Activity => From the first line to the last, set down the material exactly and drop every picture.
(Available records Opens)
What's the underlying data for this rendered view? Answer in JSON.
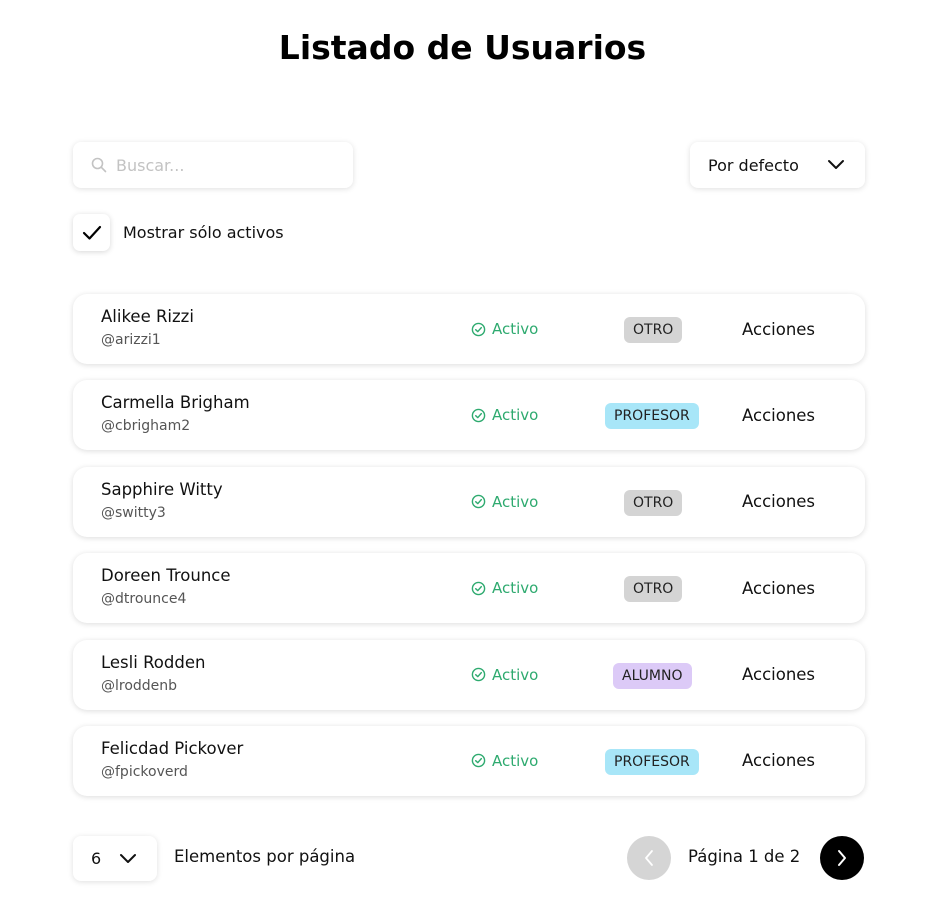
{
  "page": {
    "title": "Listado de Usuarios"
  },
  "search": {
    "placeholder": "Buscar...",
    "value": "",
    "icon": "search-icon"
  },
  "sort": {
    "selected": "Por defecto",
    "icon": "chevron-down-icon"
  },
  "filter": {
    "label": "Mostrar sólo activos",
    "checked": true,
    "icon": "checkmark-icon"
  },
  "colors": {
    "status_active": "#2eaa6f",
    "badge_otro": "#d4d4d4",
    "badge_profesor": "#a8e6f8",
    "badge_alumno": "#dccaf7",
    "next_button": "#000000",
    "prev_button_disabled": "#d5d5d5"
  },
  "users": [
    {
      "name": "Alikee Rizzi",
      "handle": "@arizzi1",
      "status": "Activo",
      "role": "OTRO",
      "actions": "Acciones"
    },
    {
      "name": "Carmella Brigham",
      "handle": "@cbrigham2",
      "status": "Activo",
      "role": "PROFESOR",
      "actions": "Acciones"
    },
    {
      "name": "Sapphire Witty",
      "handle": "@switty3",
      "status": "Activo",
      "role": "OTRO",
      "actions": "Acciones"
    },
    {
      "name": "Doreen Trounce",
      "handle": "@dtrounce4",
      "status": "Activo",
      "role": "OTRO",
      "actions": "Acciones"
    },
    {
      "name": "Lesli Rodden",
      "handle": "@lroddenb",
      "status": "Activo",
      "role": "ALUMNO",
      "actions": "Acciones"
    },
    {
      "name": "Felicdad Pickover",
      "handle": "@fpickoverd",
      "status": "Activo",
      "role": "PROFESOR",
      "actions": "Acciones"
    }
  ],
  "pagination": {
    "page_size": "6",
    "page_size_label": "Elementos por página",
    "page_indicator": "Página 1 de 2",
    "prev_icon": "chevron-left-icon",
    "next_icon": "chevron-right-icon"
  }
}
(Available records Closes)
Reply =>
What's the underlying data for this rendered view? Answer in JSON.
{
  "page": {
    "title": "Listado de Usuarios"
  },
  "search": {
    "placeholder": "Buscar...",
    "value": "",
    "icon": "search-icon"
  },
  "sort": {
    "selected": "Por defecto",
    "icon": "chevron-down-icon"
  },
  "filter": {
    "label": "Mostrar sólo activos",
    "checked": true,
    "icon": "checkmark-icon"
  },
  "colors": {
    "status_active": "#2eaa6f",
    "badge_otro": "#d4d4d4",
    "badge_profesor": "#a8e6f8",
    "badge_alumno": "#dccaf7",
    "next_button": "#000000",
    "prev_button_disabled": "#d5d5d5"
  },
  "users": [
    {
      "name": "Alikee Rizzi",
      "handle": "@arizzi1",
      "status": "Activo",
      "role": "OTRO",
      "actions": "Acciones"
    },
    {
      "name": "Carmella Brigham",
      "handle": "@cbrigham2",
      "status": "Activo",
      "role": "PROFESOR",
      "actions": "Acciones"
    },
    {
      "name": "Sapphire Witty",
      "handle": "@switty3",
      "status": "Activo",
      "role": "OTRO",
      "actions": "Acciones"
    },
    {
      "name": "Doreen Trounce",
      "handle": "@dtrounce4",
      "status": "Activo",
      "role": "OTRO",
      "actions": "Acciones"
    },
    {
      "name": "Lesli Rodden",
      "handle": "@lroddenb",
      "status": "Activo",
      "role": "ALUMNO",
      "actions": "Acciones"
    },
    {
      "name": "Felicdad Pickover",
      "handle": "@fpickoverd",
      "status": "Activo",
      "role": "PROFESOR",
      "actions": "Acciones"
    }
  ],
  "pagination": {
    "page_size": "6",
    "page_size_label": "Elementos por página",
    "page_indicator": "Página 1 de 2",
    "prev_icon": "chevron-left-icon",
    "next_icon": "chevron-right-icon"
  }
}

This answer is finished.